Governor Charlie Baker will take a break this weekend from coping with the onslaught of snow to deal with another headache: the region’s high energy costs.
Baker will head to Washington for the winter gathering of the National Governors Association, where he will meet with other New England governors to brainstorm ideas for a regional approach to curbing fuel expenses.
The governor brought up the Washington trip, and his larger concerns about energy, on Thursday during a speech to the New England Council at the Boston Harbor Hotel. Baker sees energy prices as one of the biggest threats to Massachusetts’ economic competitiveness.
“We can’t go through this issue every winter where the price of electricity goes up 30 or 40 percent,” he told the crowd.
“I believe there’s a huge partnership opportunity, working with the other New England states to get from here to there.”
One of the biggest contributors to the high power prices is the limited transmission capacity connecting the cheap natural gas in Pennsylvania’s Marcellus Shale to the many natural gas-driven power plants in New England.
To address that problem, the governor wants to see the capacity of the existing pipeline system expanded. He said he was glad to see National Grid this week joining an effort led by Eversource Energy (formerly Northeast Utilities/NStar) to invest in expanding Spectra Energy’s pipeline infrastructure in the region.

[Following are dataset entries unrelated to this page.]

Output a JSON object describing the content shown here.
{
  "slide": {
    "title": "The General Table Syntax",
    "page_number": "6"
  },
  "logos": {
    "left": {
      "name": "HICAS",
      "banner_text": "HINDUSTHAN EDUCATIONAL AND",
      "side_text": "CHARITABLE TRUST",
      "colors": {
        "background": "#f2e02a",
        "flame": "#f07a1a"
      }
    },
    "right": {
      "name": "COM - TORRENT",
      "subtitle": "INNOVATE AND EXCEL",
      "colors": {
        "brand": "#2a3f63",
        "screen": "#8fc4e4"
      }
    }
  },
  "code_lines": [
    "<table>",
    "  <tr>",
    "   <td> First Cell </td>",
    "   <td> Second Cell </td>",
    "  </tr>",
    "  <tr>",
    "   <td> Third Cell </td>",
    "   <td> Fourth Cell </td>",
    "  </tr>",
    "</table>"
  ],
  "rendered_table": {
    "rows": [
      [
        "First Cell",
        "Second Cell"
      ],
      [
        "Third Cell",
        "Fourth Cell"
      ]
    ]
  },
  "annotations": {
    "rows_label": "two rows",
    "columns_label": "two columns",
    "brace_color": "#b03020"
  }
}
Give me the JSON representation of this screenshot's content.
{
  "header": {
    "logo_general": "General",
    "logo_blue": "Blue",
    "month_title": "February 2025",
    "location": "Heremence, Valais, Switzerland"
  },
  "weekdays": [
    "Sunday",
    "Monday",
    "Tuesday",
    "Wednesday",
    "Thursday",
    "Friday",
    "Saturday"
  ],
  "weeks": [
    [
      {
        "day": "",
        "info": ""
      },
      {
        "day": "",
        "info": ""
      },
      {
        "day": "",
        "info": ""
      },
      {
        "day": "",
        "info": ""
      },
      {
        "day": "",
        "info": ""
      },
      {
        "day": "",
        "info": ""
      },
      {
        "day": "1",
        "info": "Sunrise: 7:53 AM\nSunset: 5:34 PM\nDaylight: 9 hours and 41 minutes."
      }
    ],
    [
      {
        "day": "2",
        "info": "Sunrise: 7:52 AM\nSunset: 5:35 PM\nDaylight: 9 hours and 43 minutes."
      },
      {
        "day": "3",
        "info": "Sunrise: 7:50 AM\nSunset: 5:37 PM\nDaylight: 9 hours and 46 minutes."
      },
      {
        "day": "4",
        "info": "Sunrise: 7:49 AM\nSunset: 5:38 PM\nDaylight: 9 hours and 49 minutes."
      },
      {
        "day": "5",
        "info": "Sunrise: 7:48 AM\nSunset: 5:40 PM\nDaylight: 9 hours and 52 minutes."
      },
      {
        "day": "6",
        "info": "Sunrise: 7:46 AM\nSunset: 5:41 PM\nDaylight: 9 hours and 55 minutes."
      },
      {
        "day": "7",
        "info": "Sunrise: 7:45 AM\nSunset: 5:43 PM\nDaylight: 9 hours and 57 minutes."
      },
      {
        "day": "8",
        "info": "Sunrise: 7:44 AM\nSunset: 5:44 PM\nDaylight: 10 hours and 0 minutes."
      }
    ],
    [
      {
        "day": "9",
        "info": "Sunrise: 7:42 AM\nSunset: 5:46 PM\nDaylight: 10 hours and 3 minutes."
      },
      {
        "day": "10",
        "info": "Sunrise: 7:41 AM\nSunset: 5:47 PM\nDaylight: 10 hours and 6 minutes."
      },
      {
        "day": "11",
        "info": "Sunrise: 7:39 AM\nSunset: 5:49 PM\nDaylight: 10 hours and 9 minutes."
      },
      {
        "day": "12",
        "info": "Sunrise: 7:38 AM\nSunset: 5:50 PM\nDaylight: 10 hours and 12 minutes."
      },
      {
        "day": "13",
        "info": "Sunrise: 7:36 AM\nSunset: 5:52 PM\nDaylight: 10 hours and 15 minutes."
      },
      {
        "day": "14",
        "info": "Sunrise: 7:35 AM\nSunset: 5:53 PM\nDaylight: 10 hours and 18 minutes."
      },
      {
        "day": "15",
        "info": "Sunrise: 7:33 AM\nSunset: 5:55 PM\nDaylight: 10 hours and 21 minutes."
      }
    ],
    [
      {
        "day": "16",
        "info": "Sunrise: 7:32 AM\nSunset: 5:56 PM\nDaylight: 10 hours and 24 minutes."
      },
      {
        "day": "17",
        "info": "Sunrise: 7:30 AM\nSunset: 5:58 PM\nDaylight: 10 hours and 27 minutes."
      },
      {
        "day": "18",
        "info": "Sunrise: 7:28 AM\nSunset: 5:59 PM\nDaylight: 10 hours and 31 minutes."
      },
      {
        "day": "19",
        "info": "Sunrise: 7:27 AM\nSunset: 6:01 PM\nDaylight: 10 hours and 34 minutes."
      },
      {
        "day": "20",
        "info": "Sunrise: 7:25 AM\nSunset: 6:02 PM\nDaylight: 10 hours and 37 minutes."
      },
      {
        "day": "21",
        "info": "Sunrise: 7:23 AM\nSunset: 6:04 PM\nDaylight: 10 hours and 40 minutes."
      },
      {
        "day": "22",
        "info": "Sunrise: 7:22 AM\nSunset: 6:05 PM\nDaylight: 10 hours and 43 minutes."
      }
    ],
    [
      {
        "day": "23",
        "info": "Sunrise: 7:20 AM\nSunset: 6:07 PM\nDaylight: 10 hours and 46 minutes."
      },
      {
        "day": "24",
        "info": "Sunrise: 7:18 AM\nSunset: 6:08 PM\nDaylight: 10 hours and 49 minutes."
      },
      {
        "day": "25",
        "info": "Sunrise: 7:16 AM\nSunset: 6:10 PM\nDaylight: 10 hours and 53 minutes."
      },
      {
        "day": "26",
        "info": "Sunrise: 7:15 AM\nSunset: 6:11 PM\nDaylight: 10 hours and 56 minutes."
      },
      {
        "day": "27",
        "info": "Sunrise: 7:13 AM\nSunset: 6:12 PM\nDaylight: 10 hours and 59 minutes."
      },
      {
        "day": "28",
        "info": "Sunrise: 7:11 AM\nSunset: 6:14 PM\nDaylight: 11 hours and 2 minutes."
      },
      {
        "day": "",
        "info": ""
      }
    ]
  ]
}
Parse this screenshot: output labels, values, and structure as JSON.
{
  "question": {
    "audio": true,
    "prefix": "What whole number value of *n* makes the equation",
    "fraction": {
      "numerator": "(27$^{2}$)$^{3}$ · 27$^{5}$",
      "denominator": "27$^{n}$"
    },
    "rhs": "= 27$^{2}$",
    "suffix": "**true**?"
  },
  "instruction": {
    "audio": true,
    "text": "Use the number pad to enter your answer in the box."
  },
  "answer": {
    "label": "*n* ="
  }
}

The utilities want to transfer the costs of the gas pipeline expansion to electricity customers. Presumably, the utilities will look to state regulators and other New England state officials — Baker among them — for help in pulling that off.
The energy issue was just one of several that Baker touched on in his speech, a similar address to the one he gave to the Greater Boston Chamber of Commerce two weeks ago. Once again, he talked about how he did his best to pick a bipartisan Cabinet and about how he is working on reforms to curb the state’s budget-busting health care costs.
Not surprisingly, the governor also talked about snow.
He regaled the crowd with a story about the power of the snow-melting machines that the state has either purchased or borrowed.
And he said the National Guard is playing a critical role in getting the Red Line opened back up to Braintree by digging 20 miles of snow by hand.
“Thank the National Guard for being out there every single day, when it’s minus 20, shoveling out the Red Line, from JFK to Braintree [stations],” Baker said.
The problems with the transportation system, just weeks into his term, have been a “learning experience for many of us,” he said.
He was asked about a referendum proposed by critics of a Boston 2024 Olympics — one that could put before the voters the question of whether the state should host the Summer Games.
“[If] folks want to pursue it, there’s a process in place, and by all means have at it,” Baker said. “It’s what it’s there for, and that’s a good thing.”